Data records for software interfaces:
────────────────

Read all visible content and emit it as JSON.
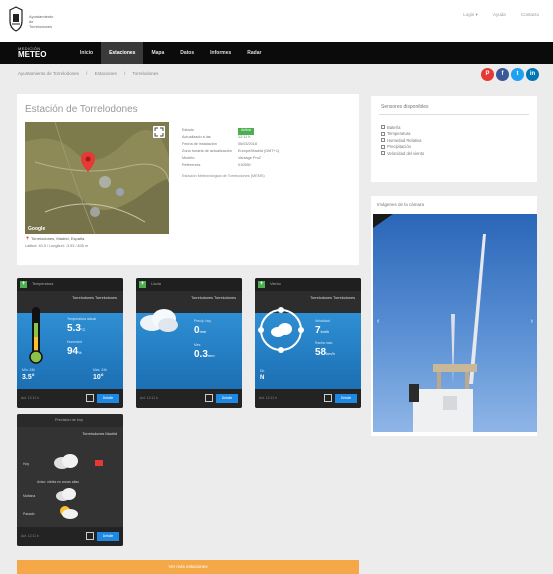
{
  "header": {
    "org_line1": "Ayuntamiento",
    "org_line2": "de",
    "org_line3": "Torrelodones",
    "links": [
      "Login ▾",
      "Ayuda",
      "Contacto"
    ]
  },
  "brand": {
    "small": "MEDICIÓN",
    "big": "METEO"
  },
  "nav": [
    {
      "label": "Inicio",
      "active": false
    },
    {
      "label": "Estaciones",
      "active": true
    },
    {
      "label": "Mapa",
      "active": false
    },
    {
      "label": "Datos",
      "active": false
    },
    {
      "label": "Informes",
      "active": false
    },
    {
      "label": "Radar",
      "active": false
    }
  ],
  "breadcrumb": [
    "Ayuntamiento de Torrelodones",
    "/",
    "Estaciones",
    "/",
    "Torrelodones"
  ],
  "social": [
    {
      "icon": "pinterest-icon",
      "glyph": "P",
      "color": "#e53935"
    },
    {
      "icon": "facebook-icon",
      "glyph": "f",
      "color": "#3b5998"
    },
    {
      "icon": "twitter-icon",
      "glyph": "t",
      "color": "#1da1f2"
    },
    {
      "icon": "linkedin-icon",
      "glyph": "in",
      "color": "#0077b5"
    }
  ],
  "station": {
    "title": "Estación de Torrelodones",
    "map_location": "📍 Torrelodones, Madrid, España",
    "map_coords": "Latitud: 40.5 / Longitud: -3.93 / 845 m",
    "info": [
      {
        "k": "Estado",
        "v": "Activa",
        "badge": true
      },
      {
        "k": "Actualizado a las",
        "v": "12:11 h"
      },
      {
        "k": "Fecha de instalación",
        "v": "06/03/2018"
      },
      {
        "k": "Zona horaria de actualización",
        "v": "Europe/Madrid (GMT+1)"
      },
      {
        "k": "Modelo",
        "v": "Vantage Pro2"
      },
      {
        "k": "Referencia",
        "v": "010550"
      }
    ],
    "note": "Estación Meteorológica de Torrelodones (MEMS)"
  },
  "sensors": {
    "heading": "Sensores disponibles",
    "items": [
      "Batería",
      "Temperatura",
      "Humedad Relativa",
      "Precipitación",
      "Velocidad del viento"
    ]
  },
  "camera": {
    "heading": "Imágenes de la cámara"
  },
  "widgets": {
    "temp": {
      "top": "Temperatura",
      "sub": "Torrelodones Torrelodones",
      "l1": "Temperatura actual",
      "v1": "5.3",
      "u1": "°C",
      "l2": "Humedad",
      "v2": "94",
      "u2": "%",
      "l3": "Mín. 24h",
      "v3": "3.5°",
      "l4": "Máx. 24h",
      "v4": "10°",
      "foot": "Act. 12:11 h",
      "btn": "Detalle"
    },
    "rain": {
      "top": "Lluvia",
      "sub": "Torrelodones Torrelodones",
      "l1": "Precip. hoy",
      "v1": "0",
      "u1": "mm",
      "l2": "Mes",
      "v2": "0.3",
      "u2": "mm",
      "foot": "Act. 12:11 h",
      "btn": "Detalle"
    },
    "wind": {
      "top": "Viento",
      "sub": "Torrelodones Torrelodones",
      "l1": "Velocidad",
      "v1": "7",
      "u1": "km/h",
      "l2": "Racha máx.",
      "v2": "58",
      "u2": "km/h",
      "l3": "Dir.",
      "v3": "N",
      "foot": "Act. 12:11 h",
      "btn": "Detalle"
    },
    "forecast": {
      "top": "Previsión de hoy",
      "sub": "Torrelodones Madrid",
      "r1": "Hoy",
      "r2": "Mañana",
      "r3": "Pasado",
      "label": "Aviso: niebla en zonas altas",
      "foot": "Act. 12:11 h",
      "btn": "Detalle"
    }
  },
  "cta": "Ver más estaciones",
  "colors": {
    "accent": "#1e88e5",
    "green": "#4caf50",
    "orange": "#f4a847"
  }
}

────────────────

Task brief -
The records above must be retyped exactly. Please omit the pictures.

Result of the task -
Read all visible content and emit it as JSON.
{
  "header": {
    "org_line1": "Ayuntamiento",
    "org_line2": "de",
    "org_line3": "Torrelodones",
    "links": [
      "Login ▾",
      "Ayuda",
      "Contacto"
    ]
  },
  "brand": {
    "small": "MEDICIÓN",
    "big": "METEO"
  },
  "nav": [
    {
      "label": "Inicio",
      "active": false
    },
    {
      "label": "Estaciones",
      "active": true
    },
    {
      "label": "Mapa",
      "active": false
    },
    {
      "label": "Datos",
      "active": false
    },
    {
      "label": "Informes",
      "active": false
    },
    {
      "label": "Radar",
      "active": false
    }
  ],
  "breadcrumb": [
    "Ayuntamiento de Torrelodones",
    "/",
    "Estaciones",
    "/",
    "Torrelodones"
  ],
  "social": [
    {
      "icon": "pinterest-icon",
      "glyph": "P",
      "color": "#e53935"
    },
    {
      "icon": "facebook-icon",
      "glyph": "f",
      "color": "#3b5998"
    },
    {
      "icon": "twitter-icon",
      "glyph": "t",
      "color": "#1da1f2"
    },
    {
      "icon": "linkedin-icon",
      "glyph": "in",
      "color": "#0077b5"
    }
  ],
  "station": {
    "title": "Estación de Torrelodones",
    "map_location": "📍 Torrelodones, Madrid, España",
    "map_coords": "Latitud: 40.5 / Longitud: -3.93 / 845 m",
    "info": [
      {
        "k": "Estado",
        "v": "Activa",
        "badge": true
      },
      {
        "k": "Actualizado a las",
        "v": "12:11 h"
      },
      {
        "k": "Fecha de instalación",
        "v": "06/03/2018"
      },
      {
        "k": "Zona horaria de actualización",
        "v": "Europe/Madrid (GMT+1)"
      },
      {
        "k": "Modelo",
        "v": "Vantage Pro2"
      },
      {
        "k": "Referencia",
        "v": "010550"
      }
    ],
    "note": "Estación Meteorológica de Torrelodones (MEMS)"
  },
  "sensors": {
    "heading": "Sensores disponibles",
    "items": [
      "Batería",
      "Temperatura",
      "Humedad Relativa",
      "Precipitación",
      "Velocidad del viento"
    ]
  },
  "camera": {
    "heading": "Imágenes de la cámara"
  },
  "widgets": {
    "temp": {
      "top": "Temperatura",
      "sub": "Torrelodones Torrelodones",
      "l1": "Temperatura actual",
      "v1": "5.3",
      "u1": "°C",
      "l2": "Humedad",
      "v2": "94",
      "u2": "%",
      "l3": "Mín. 24h",
      "v3": "3.5°",
      "l4": "Máx. 24h",
      "v4": "10°",
      "foot": "Act. 12:11 h",
      "btn": "Detalle"
    },
    "rain": {
      "top": "Lluvia",
      "sub": "Torrelodones Torrelodones",
      "l1": "Precip. hoy",
      "v1": "0",
      "u1": "mm",
      "l2": "Mes",
      "v2": "0.3",
      "u2": "mm",
      "foot": "Act. 12:11 h",
      "btn": "Detalle"
    },
    "wind": {
      "top": "Viento",
      "sub": "Torrelodones Torrelodones",
      "l1": "Velocidad",
      "v1": "7",
      "u1": "km/h",
      "l2": "Racha máx.",
      "v2": "58",
      "u2": "km/h",
      "l3": "Dir.",
      "v3": "N",
      "foot": "Act. 12:11 h",
      "btn": "Detalle"
    },
    "forecast": {
      "top": "Previsión de hoy",
      "sub": "Torrelodones Madrid",
      "r1": "Hoy",
      "r2": "Mañana",
      "r3": "Pasado",
      "label": "Aviso: niebla en zonas altas",
      "foot": "Act. 12:11 h",
      "btn": "Detalle"
    }
  },
  "cta": "Ver más estaciones",
  "colors": {
    "accent": "#1e88e5",
    "green": "#4caf50",
    "orange": "#f4a847"
  }
}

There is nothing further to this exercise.